**ACTIVITY**. Each line of the records below that contains "staraux" needs to be copied.

**TASK INPUTS**.
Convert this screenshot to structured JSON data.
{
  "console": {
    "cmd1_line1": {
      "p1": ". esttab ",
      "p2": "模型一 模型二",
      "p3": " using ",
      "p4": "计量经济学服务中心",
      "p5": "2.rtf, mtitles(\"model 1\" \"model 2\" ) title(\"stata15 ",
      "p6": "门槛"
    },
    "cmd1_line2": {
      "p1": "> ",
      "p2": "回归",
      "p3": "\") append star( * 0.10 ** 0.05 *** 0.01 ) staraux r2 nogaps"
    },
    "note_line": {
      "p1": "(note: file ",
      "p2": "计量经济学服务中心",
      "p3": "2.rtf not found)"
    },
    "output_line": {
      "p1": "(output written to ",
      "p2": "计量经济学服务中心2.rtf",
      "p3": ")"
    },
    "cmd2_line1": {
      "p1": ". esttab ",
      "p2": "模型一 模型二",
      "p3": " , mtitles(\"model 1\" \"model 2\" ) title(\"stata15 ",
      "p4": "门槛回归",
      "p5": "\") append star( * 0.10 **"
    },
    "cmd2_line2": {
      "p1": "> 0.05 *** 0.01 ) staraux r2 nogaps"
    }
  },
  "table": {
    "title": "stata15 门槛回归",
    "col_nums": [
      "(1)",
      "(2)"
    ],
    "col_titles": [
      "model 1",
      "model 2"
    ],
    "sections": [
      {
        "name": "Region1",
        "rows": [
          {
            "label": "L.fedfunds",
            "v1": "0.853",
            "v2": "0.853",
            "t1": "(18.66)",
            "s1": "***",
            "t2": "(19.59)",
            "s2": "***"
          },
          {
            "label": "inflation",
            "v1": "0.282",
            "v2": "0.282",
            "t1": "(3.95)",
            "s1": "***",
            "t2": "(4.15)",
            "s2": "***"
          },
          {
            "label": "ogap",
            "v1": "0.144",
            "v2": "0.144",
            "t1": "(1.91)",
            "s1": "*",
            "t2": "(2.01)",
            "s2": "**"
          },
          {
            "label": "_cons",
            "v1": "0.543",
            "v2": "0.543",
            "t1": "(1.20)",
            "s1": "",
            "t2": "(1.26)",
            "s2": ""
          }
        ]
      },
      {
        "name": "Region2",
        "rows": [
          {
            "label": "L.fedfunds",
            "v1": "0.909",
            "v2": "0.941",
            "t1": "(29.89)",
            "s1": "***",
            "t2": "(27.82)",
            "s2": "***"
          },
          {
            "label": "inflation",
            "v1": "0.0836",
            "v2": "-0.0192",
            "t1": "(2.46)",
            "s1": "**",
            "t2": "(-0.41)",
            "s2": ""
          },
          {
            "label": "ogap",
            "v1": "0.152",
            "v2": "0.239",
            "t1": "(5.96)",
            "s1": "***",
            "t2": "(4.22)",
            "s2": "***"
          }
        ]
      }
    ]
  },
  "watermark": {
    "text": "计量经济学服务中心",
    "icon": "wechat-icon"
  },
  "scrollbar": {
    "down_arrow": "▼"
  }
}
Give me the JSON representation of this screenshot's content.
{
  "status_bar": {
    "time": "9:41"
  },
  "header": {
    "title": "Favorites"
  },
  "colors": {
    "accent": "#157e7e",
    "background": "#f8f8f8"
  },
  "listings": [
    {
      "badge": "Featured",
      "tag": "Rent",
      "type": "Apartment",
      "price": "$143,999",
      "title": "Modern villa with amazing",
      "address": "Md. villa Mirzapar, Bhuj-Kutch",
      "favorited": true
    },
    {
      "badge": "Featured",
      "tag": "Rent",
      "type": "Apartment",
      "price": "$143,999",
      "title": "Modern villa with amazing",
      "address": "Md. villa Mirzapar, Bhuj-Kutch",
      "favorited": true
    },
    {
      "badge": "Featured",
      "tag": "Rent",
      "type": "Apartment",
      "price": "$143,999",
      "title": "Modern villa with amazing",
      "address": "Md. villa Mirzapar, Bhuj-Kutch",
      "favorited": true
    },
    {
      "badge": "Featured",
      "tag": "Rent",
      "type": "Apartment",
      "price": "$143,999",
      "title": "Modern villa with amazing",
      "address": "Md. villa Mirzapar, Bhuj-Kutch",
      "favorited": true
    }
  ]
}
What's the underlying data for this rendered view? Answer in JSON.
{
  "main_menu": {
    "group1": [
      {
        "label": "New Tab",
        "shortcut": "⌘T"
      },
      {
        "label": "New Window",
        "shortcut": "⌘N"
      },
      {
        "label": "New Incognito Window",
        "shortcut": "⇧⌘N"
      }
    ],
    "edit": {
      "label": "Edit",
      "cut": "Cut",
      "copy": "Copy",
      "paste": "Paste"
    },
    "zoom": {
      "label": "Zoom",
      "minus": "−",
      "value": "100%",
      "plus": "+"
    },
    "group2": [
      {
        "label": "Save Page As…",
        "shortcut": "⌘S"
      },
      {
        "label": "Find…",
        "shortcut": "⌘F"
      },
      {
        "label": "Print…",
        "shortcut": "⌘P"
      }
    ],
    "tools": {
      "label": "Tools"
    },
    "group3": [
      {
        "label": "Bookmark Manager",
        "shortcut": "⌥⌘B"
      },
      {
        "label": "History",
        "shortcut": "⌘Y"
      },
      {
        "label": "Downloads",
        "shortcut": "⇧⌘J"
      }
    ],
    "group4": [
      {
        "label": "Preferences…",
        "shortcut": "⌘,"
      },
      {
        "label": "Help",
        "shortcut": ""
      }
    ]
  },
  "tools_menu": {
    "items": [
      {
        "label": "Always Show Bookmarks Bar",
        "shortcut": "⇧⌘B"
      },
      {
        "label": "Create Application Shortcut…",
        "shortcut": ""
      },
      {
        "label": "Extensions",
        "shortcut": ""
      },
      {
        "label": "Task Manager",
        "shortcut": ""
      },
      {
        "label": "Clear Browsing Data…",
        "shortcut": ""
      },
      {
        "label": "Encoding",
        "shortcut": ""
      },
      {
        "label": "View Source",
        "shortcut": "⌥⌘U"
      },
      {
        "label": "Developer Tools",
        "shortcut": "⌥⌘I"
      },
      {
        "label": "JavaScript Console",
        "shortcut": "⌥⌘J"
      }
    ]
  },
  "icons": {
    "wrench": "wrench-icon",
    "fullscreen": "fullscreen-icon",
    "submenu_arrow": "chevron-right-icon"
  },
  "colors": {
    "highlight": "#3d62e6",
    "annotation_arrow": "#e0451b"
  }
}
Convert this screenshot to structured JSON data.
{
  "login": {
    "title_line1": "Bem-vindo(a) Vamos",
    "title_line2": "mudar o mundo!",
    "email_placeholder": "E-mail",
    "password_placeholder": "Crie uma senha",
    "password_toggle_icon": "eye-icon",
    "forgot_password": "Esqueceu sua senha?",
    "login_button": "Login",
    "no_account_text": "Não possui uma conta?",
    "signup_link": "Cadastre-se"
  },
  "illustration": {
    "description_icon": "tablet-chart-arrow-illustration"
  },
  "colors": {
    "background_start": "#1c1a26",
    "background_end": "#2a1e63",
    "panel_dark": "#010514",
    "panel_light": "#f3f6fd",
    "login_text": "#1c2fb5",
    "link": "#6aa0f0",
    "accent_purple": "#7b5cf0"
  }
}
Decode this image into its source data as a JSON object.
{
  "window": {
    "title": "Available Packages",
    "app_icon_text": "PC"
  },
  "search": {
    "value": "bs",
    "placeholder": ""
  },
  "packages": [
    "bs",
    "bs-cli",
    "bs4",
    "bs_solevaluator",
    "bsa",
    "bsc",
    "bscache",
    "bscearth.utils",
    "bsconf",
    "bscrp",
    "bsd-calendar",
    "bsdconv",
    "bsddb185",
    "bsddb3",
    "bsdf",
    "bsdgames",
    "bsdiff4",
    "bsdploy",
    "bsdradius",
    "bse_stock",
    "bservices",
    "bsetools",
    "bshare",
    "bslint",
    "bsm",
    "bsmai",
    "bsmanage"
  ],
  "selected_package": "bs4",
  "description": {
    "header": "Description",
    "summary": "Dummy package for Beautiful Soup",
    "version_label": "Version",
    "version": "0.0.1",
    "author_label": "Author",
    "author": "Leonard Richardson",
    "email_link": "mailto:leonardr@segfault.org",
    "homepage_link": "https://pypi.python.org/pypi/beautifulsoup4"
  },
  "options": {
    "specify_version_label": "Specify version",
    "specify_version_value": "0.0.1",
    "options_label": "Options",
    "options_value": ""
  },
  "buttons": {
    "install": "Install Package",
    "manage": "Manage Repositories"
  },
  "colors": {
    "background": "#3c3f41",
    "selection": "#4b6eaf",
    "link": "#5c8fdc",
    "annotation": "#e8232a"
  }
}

**RESPONSE TO THIS EXERCISE**.
      "p3": "\") append star( * 0.10 ** 0.05 *** 0.01 ) staraux r2 nogaps"
      "p1": "> 0.05 *** 0.01 ) staraux r2 nogaps"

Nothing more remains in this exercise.